Sexy single wives. August 22, 2012Posted by ourfriendben in wit and wisdom.
Tags: blog humor, spam
Good grief. Silence Dogood here. My Yahoo! spam filter is always pulling out bizarre e-mails informing me how I can “enlarge my manhood,” buy Viagra cheaply from Canada, get laid tonight via F***Book (and no, that wouldn’t be FaceBook), and the like. Mind you, I don’t think it’s too challenging to tell from my e-mail address that I’m not a man and am not in the market for these services, but apparently the spammers disagree.
Usually I’m just revolted to see all this filth in my spam folder. However, as a lover of language, this morning I saw that one inventive spammer had come up with a classic: “Young, Sexy Single Wives!” Well, I don’t know about you, but I’ve never encountered any single wives. Or single husbands, for that matter. This concept cheered me up enough to even forgive this particular spammer for contaminating my inbox. But I still deleted the message!
‘Til next time,
The most-dreaded question. August 7, 2012Posted by ourfriendben in pets, wit and wisdom.
Tags: blog humor, do you remember me, fear of public speaking, scary questions, scary situations
Silence Dogood here. I’ve read that statistics show that the thing Americans fear most is having to speak in public. But that’s certainly not what I fear most. (Though I’m not a great public speaker; I tend to talk too fast.) Instead, it’s an innocent question: “Do you remember me?”
No, of course I don’t remember you. In the unlikely event that I manage to remember your face, I certainly won’t recall the context in which I knew it. Your name? Forget that. I seem only to be capable of remembering the names of dogs. So please, oh please, don’t ask me if I remember you.
The real hell of this is that everyone—apparently everyone I’ve ever known, or even met—remembers me. Never a week goes by that I’m not confronted by someone asking me if I remember them, and the answer is always no, an answer that is completely inappropriate. (And mind you, I really don’t get out much.)
People seem not just to be able to recognize me at any age, but to recall every word I’ve ever spoken. I’ve had people quote verbatim and at length things I’ve said in high school and college, things I couldn’t even begin to remember. I’ve literally had people come up to me in my native Nashville and say “Hey Silence! Do you remember me? We went to Mrs. Grisham’s nursery school together!”
Why no, I don’t remember you. I can’t imagine why you remember me, how you’re still able to recognize me, why anything I ever said or did left an impression on you.
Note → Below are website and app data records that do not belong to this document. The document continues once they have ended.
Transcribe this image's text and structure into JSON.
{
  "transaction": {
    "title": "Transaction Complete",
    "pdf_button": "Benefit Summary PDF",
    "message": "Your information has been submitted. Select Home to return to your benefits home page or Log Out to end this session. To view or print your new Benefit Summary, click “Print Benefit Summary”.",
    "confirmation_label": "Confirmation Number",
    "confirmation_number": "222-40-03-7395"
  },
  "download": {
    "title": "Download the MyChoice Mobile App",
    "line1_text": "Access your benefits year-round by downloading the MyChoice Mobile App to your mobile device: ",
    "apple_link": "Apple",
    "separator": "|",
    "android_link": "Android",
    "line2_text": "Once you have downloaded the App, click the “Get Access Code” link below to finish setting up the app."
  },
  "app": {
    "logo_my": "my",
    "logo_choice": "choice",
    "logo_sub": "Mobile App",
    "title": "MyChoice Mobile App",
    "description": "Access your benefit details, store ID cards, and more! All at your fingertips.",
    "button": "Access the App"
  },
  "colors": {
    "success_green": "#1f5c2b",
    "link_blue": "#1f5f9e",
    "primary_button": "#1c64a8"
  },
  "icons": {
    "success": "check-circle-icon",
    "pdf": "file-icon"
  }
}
Maybe I’m the perfect candidate for a brain transplant, so I could keep all this data filed in total-recall storage banks. But since my brain is my only fully functional organ, I’d hate to trade it in just so I could remember what I said or who I knew when I was in 6th grade. I think I’ll try to hang on to it a little longer. But hey, I know your dog’s name! And of course your dog remembers me, and that’s okay.
What’s your most-dreaded question?
‘Til next time,